By Patrick Lester,
Advocates are cultivating ways to help Valley’s shrinking farmland sprout anew.
Inside a Lower Macungie government building that used to be a barn, plans moved ahead for nearly 3 million square feet of warehouses on some of the best farmland in the region.
The same night last month, representatives of a home building company made their case for zoning changes to build 142 homes on another patch of land that historically has been farmed.
The next morning, Mark Lichtenwalner woke up around 7 a.m. as usual and started working on his family farm, one of the few remaining in a township that has grown into the Lehigh Valley’s third-most populous municipality. Amid the corn and soybean crops and rows of vegetables he tends to on his 175-acre Indian Creek Road farm, he spoke of the only way of life he’s known and how his operation may suffer the fate of so many before it.
“It’s kind of a conflict,” Lichtenwalner, 55, said, peering at the many vinyl-sided houses that border his cornfields. “I’d like to see the farm stay, but that’s really not possible.”
Lichtenwalner’s sense of inevitability is easy to understand, considering Lower Macungie’s transformation into something of a poster child for the Lehigh Valley’s intense housing growth.
In the mid-1970s, roughly 80 percent of the township’s land — about 11,500 acres — was used for farming. At the start of that decade, only about 8,800 people lived in the township.
Today, only about 3,000 acres are being farmed, while the township’s population has nearly quadrupled. And nearly 700 acres of farmland is expected to disappear over the next two decades, perhaps sooner, as a result of an agreement Lower Macungie commissioners struck with David Jaindl, a developer and farmer who negotiated zoning changes to allow warehouses, businesses and homes in the western part of the township.

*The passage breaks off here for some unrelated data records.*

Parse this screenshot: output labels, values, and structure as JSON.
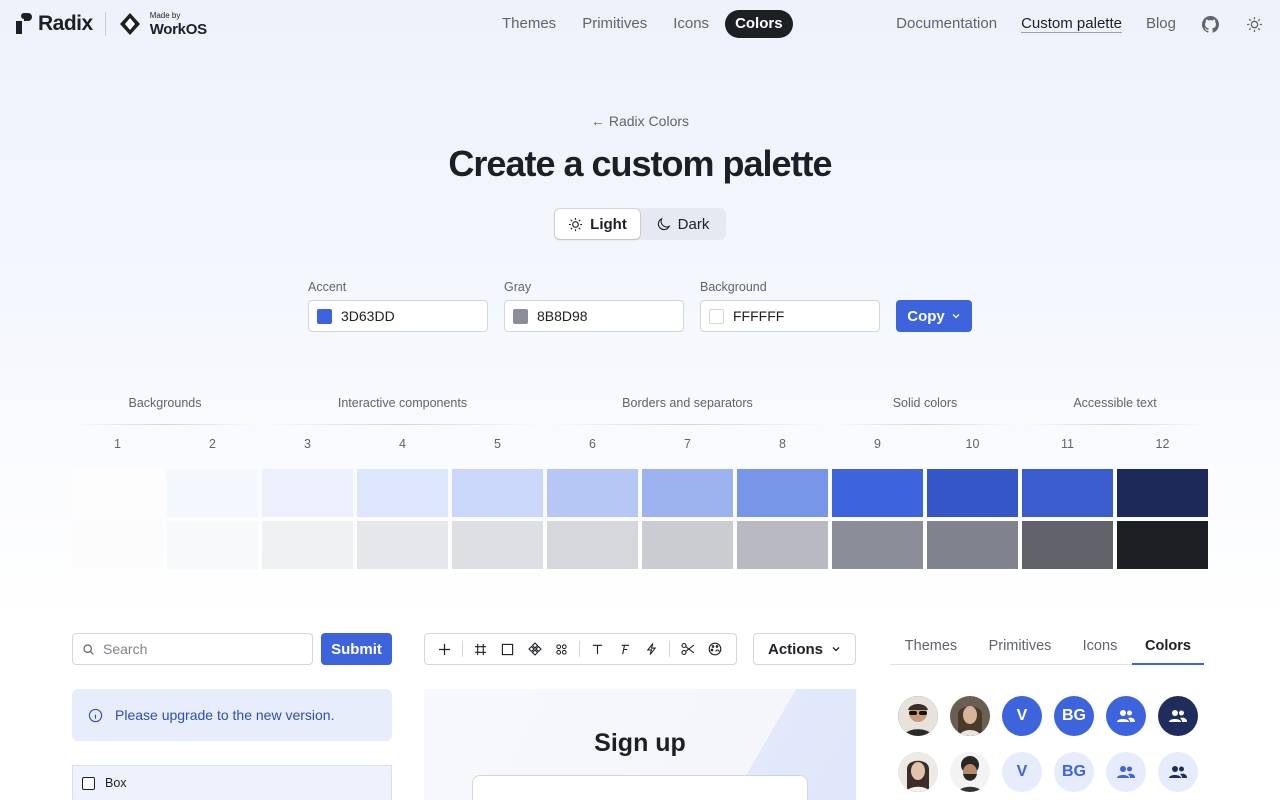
{
  "nav": {
    "brand": "Radix",
    "made_by_small": "Made by",
    "made_by_big": "WorkOS",
    "center_links": [
      "Themes",
      "Primitives",
      "Icons",
      "Colors"
    ],
    "center_active": "Colors",
    "right_links": [
      "Documentation",
      "Custom palette",
      "Blog"
    ],
    "right_current": "Custom palette",
    "icons": [
      "github-icon",
      "sun-icon"
    ]
  },
  "hero": {
    "back_label": "← Radix Colors",
    "title": "Create a custom palette",
    "mode_light": "Light",
    "mode_dark": "Dark",
    "mode_selected": "Light"
  },
  "inputs": {
    "accent_label": "Accent",
    "accent_value": "3D63DD",
    "gray_label": "Gray",
    "gray_value": "8B8D98",
    "background_label": "Background",
    "background_value": "FFFFFF",
    "copy_label": "Copy"
  },
  "scale": {
    "groups": [
      "Backgrounds",
      "Interactive components",
      "Borders and separators",
      "Solid colors",
      "Accessible text"
    ],
    "steps": [
      "1",
      "2",
      "3",
      "4",
      "5",
      "6",
      "7",
      "8",
      "9",
      "10",
      "11",
      "12"
    ],
    "accent_colors": [
      "#fdfdfe",
      "#f4f7fd",
      "#ebf0fc",
      "#dde6fb",
      "#cad7fb",
      "#b6c7f6",
      "#9db3ef",
      "#7896e7",
      "#3d63dd",
      "#3556c6",
      "#3a5ccc",
      "#1c2959"
    ],
    "gray_colors": [
      "#fcfcfd",
      "#f8f9fa",
      "#eff0f2",
      "#e6e7ea",
      "#dedfe3",
      "#d6d7dc",
      "#cbccd2",
      "#b8b9c1",
      "#8b8d98",
      "#80828d",
      "#62636a",
      "#1e1f24"
    ]
  },
  "widgets": {
    "search_placeholder": "Search",
    "submit_label": "Submit",
    "callout_text": "Please upgrade to the new version.",
    "table_first_cell": "Box",
    "actions_label": "Actions",
    "signup_title": "Sign up",
    "tabs": [
      "Themes",
      "Primitives",
      "Icons",
      "Colors"
    ],
    "tab_selected": "Colors",
    "avatar_row1": [
      "photo",
      "photo",
      "V",
      "BG",
      "people-icon",
      "people-icon"
    ],
    "avatar_row2": [
      "photo",
      "photo",
      "V",
      "BG",
      "people-icon",
      "people-icon"
    ]
  },
  "colors": {
    "accent": "#3d63dd",
    "gray": "#8b8d98",
    "text": "#1c2024",
    "muted": "#60646c"
  }
}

Lower Macungie’s story is a microcosm of the Lehigh Valley.
The two-county area had 2,000 farms and about 265,500 acres of farmland in 1964, and has about half that now. In 2012, the most recent U.S. Department of Agriculture census shows, there were 984 farms and about 142,000 acres being farmed in Lehigh and Northampton counties.
The Lehigh Valley Planning Commission says land is being converted to housing, commercial and industrial uses at a rate of 3.5 square miles per year and predicts that rate will soon increase to between 4 and 4.5 square miles per year.
As the Allentown Fair — a celebration of the region’s agricultural roots — kicks off this week, a movement is underway to slow that trend and reinvigorate farming. Initiatives that promote locally grown food are gaining steam, as are programs that train young farmers. And both counties are committed to adding to the thousands of acres of farmland already preserved.
“The development pressure is so strong and it’s going to get stronger in the upcoming years,” said Lynn Prior, director of the Greater Lehigh Valley chapter of Buy Fresh Buy Local, which promotes local farming and food markets. “If we don’t support our farmers, we won’t have any farmers left. No farms, no food.”
As far back as 1976, the alarm bell was sounding.
“Agriculture in the township today is left to only a handful of family farms compared to hundreds 50 years ago,” noted “A History of Lower Macungie Township,” a book published that year by the Lower Macungie Bicentennial Committee.
Farmers and township officials could see the change coming, but little was done at the time to protect farms and open space. As planted fields started to diminish, the farm economy eroded, making it harder and more costly to sell livestock, maintain machinery and get crops to market.
“Farms like mine are worth keeping,” Lichtenwalner said. “But because of poor land-use planning here in the last 50 years, the local agricultural industry has almost been destroyed. So what is the point of keeping farms when many of the markets have disappeared as well as the profitability?”
Beginning in the 1970s, city families began moving to adjoining townships such as Lower Macungie and buying old family farms. Rural townships, with their lower tax rates, also were attractive to industries. As demand for their land grew, farmers found they could pay off their mortgages by selling off tracts.
After decades of development, open space now is at a premium and programs are in place to protect it.
Lehigh and Northampton counties combined have preserved nearly 300 farms totaling about 34,500 acres, although preservation efforts have been hampered in recent years by the economic downturn. The acres aren’t just open but being used. Jeff Zehr, Lehigh County’s farmland preservation director, said roughly 95 percent of the preserved land in Lehigh is being farmed.
Read the rest of the story via Will organic farming save Lehigh Valley farmers? – themorningcall.com.